“Uber’s lack of security regarding its customer data was resulting in Uber employees being able to track high profile politicians, celebrities, and even personal acquaintances of Uber employees, including ex-boyfriends/girlfriends, and ex-spouses,” Spangenberg said in his court declaration for the lawsuit.
Spangenberg also claims that a former coworker had looked up the ride history of Beyoncé Knowles, clearly violating the celebrity’s privacy and the company’s employee rulebook.
Perhaps even more alarming, Spangenberg claims that all Uber employees had easy access to information, including social security numbers.
“The only information, truthfully, that I ever felt was safe inside of Uber is your credit card information,” he stated in the filing. “Because it’s not stored by Uber.”

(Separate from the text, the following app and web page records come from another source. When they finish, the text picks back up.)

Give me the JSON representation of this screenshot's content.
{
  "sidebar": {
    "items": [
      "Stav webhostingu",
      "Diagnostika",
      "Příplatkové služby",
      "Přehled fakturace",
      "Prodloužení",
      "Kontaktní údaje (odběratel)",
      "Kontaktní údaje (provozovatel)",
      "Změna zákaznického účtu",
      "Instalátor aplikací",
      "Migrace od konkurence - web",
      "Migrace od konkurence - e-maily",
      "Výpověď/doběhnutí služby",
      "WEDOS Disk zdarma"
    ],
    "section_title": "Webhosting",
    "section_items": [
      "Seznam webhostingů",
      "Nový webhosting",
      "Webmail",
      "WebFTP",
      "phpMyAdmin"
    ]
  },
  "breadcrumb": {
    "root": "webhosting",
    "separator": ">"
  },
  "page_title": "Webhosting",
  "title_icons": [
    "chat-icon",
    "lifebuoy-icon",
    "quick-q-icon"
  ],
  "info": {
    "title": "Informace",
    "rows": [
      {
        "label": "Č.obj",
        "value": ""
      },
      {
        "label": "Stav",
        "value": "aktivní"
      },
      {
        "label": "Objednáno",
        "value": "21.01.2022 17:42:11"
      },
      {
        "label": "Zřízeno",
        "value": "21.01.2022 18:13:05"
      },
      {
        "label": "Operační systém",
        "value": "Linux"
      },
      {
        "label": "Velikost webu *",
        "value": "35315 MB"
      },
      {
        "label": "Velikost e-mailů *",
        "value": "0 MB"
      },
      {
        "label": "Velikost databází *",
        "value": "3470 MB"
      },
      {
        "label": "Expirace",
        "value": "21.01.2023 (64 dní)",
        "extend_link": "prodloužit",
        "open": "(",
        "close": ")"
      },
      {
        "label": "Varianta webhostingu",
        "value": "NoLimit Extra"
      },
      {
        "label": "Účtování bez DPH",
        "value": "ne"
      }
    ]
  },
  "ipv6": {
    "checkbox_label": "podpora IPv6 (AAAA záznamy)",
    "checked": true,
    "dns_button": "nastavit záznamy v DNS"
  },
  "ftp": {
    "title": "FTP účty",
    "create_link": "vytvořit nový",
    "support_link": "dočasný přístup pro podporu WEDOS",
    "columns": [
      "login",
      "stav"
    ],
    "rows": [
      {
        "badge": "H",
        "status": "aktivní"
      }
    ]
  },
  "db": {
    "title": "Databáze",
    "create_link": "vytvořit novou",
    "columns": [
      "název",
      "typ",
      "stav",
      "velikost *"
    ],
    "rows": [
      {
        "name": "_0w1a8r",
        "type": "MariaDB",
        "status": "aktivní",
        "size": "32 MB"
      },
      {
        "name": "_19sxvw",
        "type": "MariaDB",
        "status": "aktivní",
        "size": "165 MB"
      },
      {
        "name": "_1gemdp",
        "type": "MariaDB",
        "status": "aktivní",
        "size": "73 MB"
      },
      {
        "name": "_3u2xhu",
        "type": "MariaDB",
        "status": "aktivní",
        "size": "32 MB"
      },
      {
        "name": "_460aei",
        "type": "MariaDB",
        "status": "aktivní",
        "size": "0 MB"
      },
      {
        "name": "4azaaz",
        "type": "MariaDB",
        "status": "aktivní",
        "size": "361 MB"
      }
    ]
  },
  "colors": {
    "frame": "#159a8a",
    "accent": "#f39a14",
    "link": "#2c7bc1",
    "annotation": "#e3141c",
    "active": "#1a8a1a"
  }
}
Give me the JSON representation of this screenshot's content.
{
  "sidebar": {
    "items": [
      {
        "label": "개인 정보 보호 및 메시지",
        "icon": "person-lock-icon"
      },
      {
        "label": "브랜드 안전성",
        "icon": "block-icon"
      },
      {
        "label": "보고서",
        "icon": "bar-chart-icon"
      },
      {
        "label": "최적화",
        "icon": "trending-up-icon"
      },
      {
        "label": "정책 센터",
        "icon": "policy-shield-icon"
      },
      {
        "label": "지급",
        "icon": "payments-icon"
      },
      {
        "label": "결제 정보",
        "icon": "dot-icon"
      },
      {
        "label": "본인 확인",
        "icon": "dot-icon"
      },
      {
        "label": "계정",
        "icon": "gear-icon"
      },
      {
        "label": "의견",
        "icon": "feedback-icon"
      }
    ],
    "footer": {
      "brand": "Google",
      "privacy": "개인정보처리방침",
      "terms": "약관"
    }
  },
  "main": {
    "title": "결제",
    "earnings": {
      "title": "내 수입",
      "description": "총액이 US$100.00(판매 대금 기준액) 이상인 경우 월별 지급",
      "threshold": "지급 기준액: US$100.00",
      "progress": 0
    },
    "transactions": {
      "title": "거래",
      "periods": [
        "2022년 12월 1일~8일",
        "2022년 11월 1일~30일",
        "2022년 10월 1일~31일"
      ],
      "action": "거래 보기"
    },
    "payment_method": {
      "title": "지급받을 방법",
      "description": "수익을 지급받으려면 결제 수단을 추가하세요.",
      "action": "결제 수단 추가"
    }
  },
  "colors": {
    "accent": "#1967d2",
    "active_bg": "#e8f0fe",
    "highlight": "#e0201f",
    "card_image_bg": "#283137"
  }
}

Now, at least five former employees of the company are backing up Spangenberg’s statements. They claim that the company operates on an employee “honor system” to protect user privacy.
“When I was at the company, you could stalk an ex or look up anyone’s ride with the flimsiest of justifications,” Michael Sierchio, who left the company in 2015, told the Center for Investigative Reporting. “It didn’t require anyone’s approval.”
Uber claims that Spangenberg was fired for violating a company code of conduct policy by reformatting his computer, although he maintains this was done to fix it following a crash.
Spangenberg is also suing Uber for age discrimination.